Al Gold – Paradise
CD: 10 Songs, 36 Minutes
Styles: Ensemble Blues, Roots, New Jersey Blues, All Original Songs
What is New Jersey blues? Al Gold, a Garden State native, confesses that “it may be difficult to define it as uniquely from NJ…The world has become a much smaller place; musical boundaries trampled and characteristic sounds have been shared. I’m not calling [Paradise] a blues album. Although it’s steeped and rooted in the blues, its options are open and a bit outside of the box.” Translation: There’s a lot to enjoy here, especially for fans of big-band sound. Al and his ensemble, featuring guests such as Johnny Sansone and Dave Stryker, are top-notch musicians, providing an extemporaneous quality to their ten original tracks. Overall, the album sounds tighter than a jam-session CD, but more improvisational than a studio release. Gold and company go with the flow no matter where it takes them. Sometimes the lyrics are hard to decipher, but no one can fault them for their retro aesthetic on every selection. Baby boomers and younger fans of vintage blues, roots and jazz will find Paradise lives up to its name. How, exactly? Read on.

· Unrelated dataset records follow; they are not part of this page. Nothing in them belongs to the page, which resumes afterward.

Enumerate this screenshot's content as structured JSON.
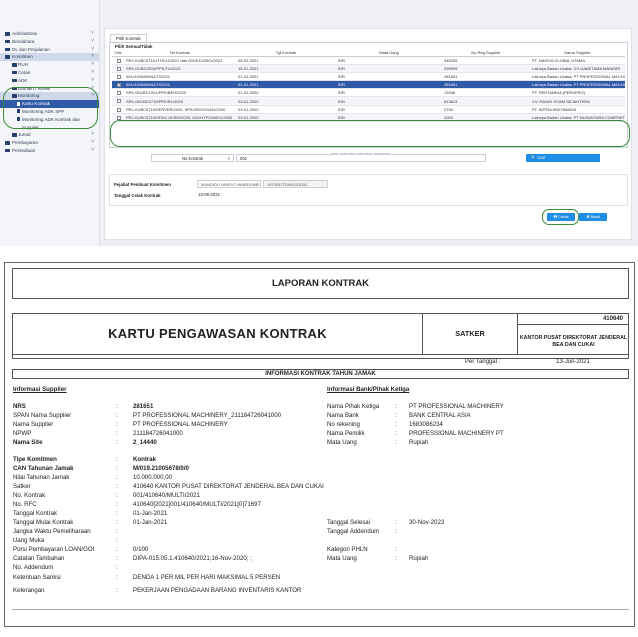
{
  "sidebar": {
    "items": [
      {
        "label": "Administrasi",
        "chev": "˅"
      },
      {
        "label": "Bendahara",
        "chev": "˅"
      },
      {
        "label": "DL dan Perjalanan",
        "chev": "˅"
      },
      {
        "label": "Komitmen",
        "chev": "˄"
      },
      {
        "label": "RUH",
        "chev": "˅"
      },
      {
        "label": "Cetak",
        "chev": "˅"
      },
      {
        "label": "ADK",
        "chev": "˅"
      },
      {
        "label": "Domain / Revisi",
        "chev": "˅"
      },
      {
        "label": "Monitoring",
        "chev": "˄"
      },
      {
        "label": "Kartu Kontrak"
      },
      {
        "label": "Monitoring ADK SPP"
      },
      {
        "label": "Monitoring ADK Kontrak dan"
      },
      {
        "label": "Supplier"
      },
      {
        "label": "Jurnal",
        "chev": "˅"
      },
      {
        "label": "Pembayaran",
        "chev": "˅"
      },
      {
        "label": "Persediaan",
        "chev": "˅"
      }
    ]
  },
  "main": {
    "tab_label": "Pilih Kontrak",
    "select_all_label": "Pilih Semua/Tidak",
    "columns": [
      "Cek",
      "No Kontrak",
      "Tgl Kontrak",
      "Mata Uang",
      "No Reg Supplier",
      "Nama Supplier"
    ],
    "rows": [
      [
        "",
        "PRJ-01/BC0715-HTKOJ/2021 dan 001/KDJ/SK1/2021",
        "05-02-2021",
        "IDR",
        "345335",
        "PT. NADIYA GLOBAL UTAMA"
      ],
      [
        "",
        "SPK-01/BC0515/PPK/TU/2021",
        "15-01-2021",
        "IDR",
        "299999",
        "Lainnya Badan Usaha: CV GABETAMA MANDIRI"
      ],
      [
        "",
        "001/410640/MULTI/2021",
        "01-01-2021",
        "IDR",
        "281651",
        "Lainnya Badan Usaha: PT PROFESSIONAL MACHINERY"
      ],
      [
        "✓",
        "001/410640/MULTI/2021",
        "01-01-2021",
        "IDR",
        "281651",
        "Lainnya Badan Usaha: PT PROFESSIONAL MACHINERY"
      ],
      [
        "",
        "SPK-001/BC1001/PPK/BEH/2020",
        "01-02-2020",
        "IDR",
        "13346",
        "PT. PERTAMINA (PERSERO)"
      ],
      [
        "",
        "SPK-001/BC0715/PPK/RL/2020",
        "03-01-2020",
        "IDR",
        "813613",
        "CV. RANGI SITAM SEJAHTERA"
      ],
      [
        "",
        "PRJ-01/BC0715/SERVER/2020, SPK/2020/1/W31/2020",
        "03-01-2020",
        "IDR",
        "2753",
        "PT. WITRA WIDYAMAYA"
      ],
      [
        "",
        "PRJ-01/BC0715/ORACLE/SW/2020, 001/HYPC/WD/1/2020",
        "03-01-2020",
        "IDR",
        "2003",
        "Lainnya Badan Usaha: PT NUSANTARA COMPNET INTEGR..."
      ]
    ],
    "pager": {
      "first": "«",
      "prev": "‹",
      "page": "1",
      "next": "›",
      "last": "»",
      "page_size": "10 ⌄"
    },
    "search": {
      "field": "No Kontrak",
      "value": "001",
      "button": "🔍 Cari"
    },
    "pejabat_label": "Pejabat Pembuat Komitmen",
    "pejabat_name": "MANDIDO NINDYO WARDONO",
    "pejabat_nip": "197305771992121002",
    "tanggal_label": "Tanggal Cetak Kontrak",
    "tanggal_value": "13-06-2021",
    "cetak_label": "🖶 Cetak",
    "batal_label": "✖ Batal"
  },
  "report": {
    "title": "LAPORAN KONTRAK",
    "kartu_title": "KARTU PENGAWASAN KONTRAK",
    "satker_label": "SATKER",
    "satker_code": "410640",
    "satker_name": "KANTOR PUSAT DIREKTORAT JENDERAL BEA DAN CUKAI",
    "per_tanggal_label": "Per Tanggal :",
    "per_tanggal_value": "13-Jun-2021",
    "info_heading": "INFORMASI KONTRAK TAHUN JAMAK",
    "supplier_heading": "Informasi Supplier",
    "bank_heading": "Informasi Bank/Pihak Ketiga",
    "left": [
      {
        "label": "NRS",
        "value": "281651",
        "bold": true
      },
      {
        "label": "SPAN Nama Supplier",
        "value": "PT PROFESSIONAL MACHINERY_211184726041000"
      },
      {
        "label": "Nama Supplier",
        "value": "PT PROFESSIONAL MACHINERY"
      },
      {
        "label": "NPWP",
        "value": "211184726041000"
      },
      {
        "label": "Nama Site",
        "value": "2_14440",
        "bold": true
      },
      {
        "label": "Tipe Komitmen",
        "value": "Kontrak",
        "bold": true
      },
      {
        "label": "CAN Tahunan Jamak",
        "value": "M/019.21005678/0/0",
        "bold": true
      },
      {
        "label": "Nilai Tahunan Jamak",
        "value": "10.000.000,00"
      },
      {
        "label": "Satker",
        "value": "410640 KANTOR PUSAT DIREKTORAT JENDERAL BEA DAN CUKAI"
      },
      {
        "label": "No. Kontrak",
        "value": "001/410640/MULTI/2021"
      },
      {
        "label": "No. RFC",
        "value": "410640[2021]001/410640/MULTI/2021[0]71697"
      },
      {
        "label": "Tanggal Kontrak",
        "value": "01-Jan-2021"
      },
      {
        "label": "Tanggal Mulai Kontrak",
        "value": "01-Jan-2021"
      },
      {
        "label": "Jangka Waktu Pemeliharaan",
        "value": ""
      },
      {
        "label": "Uang Muka",
        "value": ""
      },
      {
        "label": "Porsi Pembayaran LOAN/GOI",
        "value": "0/100"
      },
      {
        "label": "Catatan Tambahan",
        "value": "DIPA-015.05.1.410640/2021;16-Nov-2020; ;"
      },
      {
        "label": "No. Addendum",
        "value": ""
      },
      {
        "label": "Ketentuan Sanksi",
        "value": "DENDA 1 PER MIL PER HARI MAKSIMAL 5 PERSEN"
      },
      {
        "label": "Keterangan",
        "value": "PEKERJAAN PENGADAAN BARANG INVENTARIS KANTOR"
      }
    ],
    "right": [
      {
        "label": "Nama Pihak Ketiga",
        "value": "PT PROFESSIONAL MACHINERY"
      },
      {
        "label": "Nama Bank",
        "value": "BANK CENTRAL ASIA"
      },
      {
        "label": "No rekening",
        "value": "1683086234"
      },
      {
        "label": "Nama Pemilik",
        "value": "PROFESSIONAL MACHINERY PT"
      },
      {
        "label": "Mata Uang",
        "value": "Rupiah"
      }
    ],
    "right2": [
      {
        "label": "Tanggal Selesai",
        "value": "30-Nov-2023"
      },
      {
        "label": "Tanggal Addendum",
        "value": ""
      },
      {
        "label": "Kategori PHLN",
        "value": ""
      },
      {
        "label": "Mata Uang",
        "value": "Rupiah"
      }
    ],
    "colon": ":"
  }
}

The place to start was at home with Al’s band, the Suburban Rhythm Kings: drummer Jerry Cordasco, guitarist Tom Rice and bassist Terry Hemmer. They like a good groove and as little noodling as possible – two strategies that have worked well for them. They’ve been fortunate to back up several heavyweights passing through their backyard, as well as performing at countless gigs, festivals, and independent appearances. Joining them on this project are guest stars who all live and/or/were based in New Jersey. In alphabetical order, they are guitarist Mitch Eisenberg, jazz organist Jared Gold, pianist Eric Heilner, up-and-coming guitarist/singer Cassidy Rain, Baron Raymonde on sax, multi-instrumentalist and Blues Award winner Johnny Sansone, jazz and blues juggernaut Dave Stryker, and roots singer/songwriter and guitarist Anthony Tamburro. Also featured is V.d. King (with non-capitalized middle initial) on bass and other guitar.
“That’s My Baby” opens the proceedings, ushering in a 1950s vibe and classic subject matter: a cheating partner and an irritated significant other. “Paradise (Downhome)” has a contemplative intro with understated harmonica by Johnny Sansone. Imagine hearing this on an antique radio, on a dark and rainy night. Lyrics like this might chill you: “When I leave this town, I won’t be back no more. You’d still hear me knockin’, knockin’ on your screened back door.” “Tramps Take Linden” is an atmospheric jazz boogie with highlighted drums by Jerry Cordasco. Later on comes sassy number six, “Boogie in the Dark,” with a bouncy beat that’ll move your feet along with other parts of your body. Cassidy Rain provides sultry female vocals. “Won’t Sleep Tonight” is a terrific slow-burning blues track, and the instrumental “Maplewood Limbo” a postmodern meditation suitable for a dance hall/roadhouse scene in a blues biopic.
For lovers of jazz, roots and New Jersey blues, Al Gold’s latest offering is pure Paradise!